Also, it's one of the few Jeeves novels that doesn't involve Bertie's "good and deserving" Aunt Dahlia, which is a relief. Aunt Dahlia, an old lady who used to be a sportswoman (and Wodehouse is both admiring and terrified of athletic women; many of his golf stories revolve around a big, athletic golf player named Agnes Flack, who scares men away with her booming voice and robust physique), isn't a very interesting character, certainly nowhere near as funny as Bertie's fearsome Aunt Agatha -- who rarely appears in the novels -- and the plots involving her and her home, Brinkley Court, get very repetitive.
And of course, stay the hell away from Ring For Jeeves.

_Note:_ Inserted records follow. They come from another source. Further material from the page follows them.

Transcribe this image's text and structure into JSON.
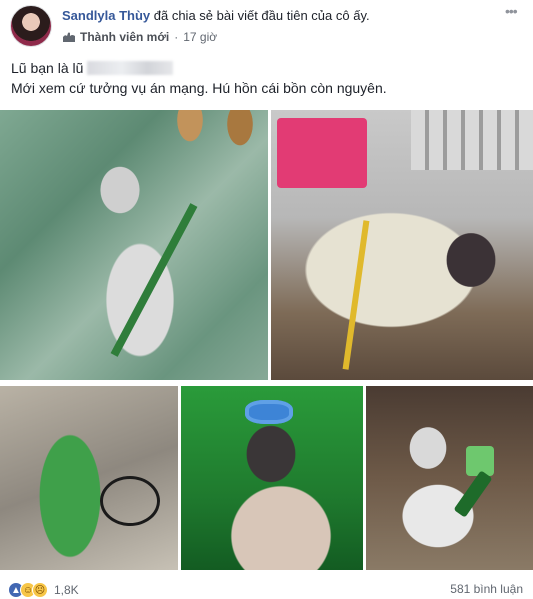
{
  "header": {
    "author": "Sandlyla Thùy",
    "action_text": " đã chia sẻ bài viết đầu tiên của cô ấy.",
    "badge": "Thành viên mới",
    "separator": "·",
    "time": "17 giờ",
    "more_icon": "more-dots-icon"
  },
  "post": {
    "line1": "Lũ bạn là lũ",
    "line2": "Mới xem cứ tưởng vụ án mạng. Hú hồn cái bồn còn nguyên."
  },
  "photos": [
    {
      "name": "photo-1"
    },
    {
      "name": "photo-2"
    },
    {
      "name": "photo-3"
    },
    {
      "name": "photo-4"
    },
    {
      "name": "photo-5"
    }
  ],
  "footer": {
    "reaction_icons": [
      "like-icon",
      "haha-icon",
      "sad-icon"
    ],
    "reaction_count": "1,8K",
    "comments": "581 bình luận"
  },
  "colors": {
    "author_link": "#365899",
    "meta_text": "#616770",
    "like_blue": "#4267b2",
    "emoji_yellow": "#f7c648"
  }
}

The one thing in the piece I don't really agree with is Rizov's praise of Laughing Gas. It's an interesting novel in theory because it's so different from Wodehouse's other books -- a supernatural fantasy, sort of like Thorne Smith without the sex -- but I don't find it very funny. It feels to me like Wodehouse wrote it in the hope of a movie sale (hence the American setting and the body-switching plot, which would be easy to execute in film), and, as usual, didn't get one. (Another book he originally conceived of as a movie was The Luck of the Bodkins, about a cruise ship voyage and an attempt to smuggle valuables into America hidden in a plush Mickey Mouse doll; it seems like he might have intended the story for RKO, which distributed Mickey Mouse cartoons at the time.) But with the exception of a few of his more surreal Mr. Mulliner stories -- my favorite Wodehouse series -- he wasn't the kind of writer who did well when he tried something different; his stories depend so heavily on the ritual of repetition, of story ideas, character types, and phrases (take a drink every time you read the phrase "like a rocketing pheasant" in a Wodehouse book) that a book doesn't feel quite right when it takes place in a different "universe" from the rest of his work.
His novels and stories mostly take place in the same world, with unusually strict continuity between them -- he frequently refers to characters and plot developments that happened in books written many years before -- meaning that none of them really stand on their own; reading one novel is amusing enough, but only by reading a whole bunch of them do you realize that much of the humor comes from references, allusions and shared situations between the different books.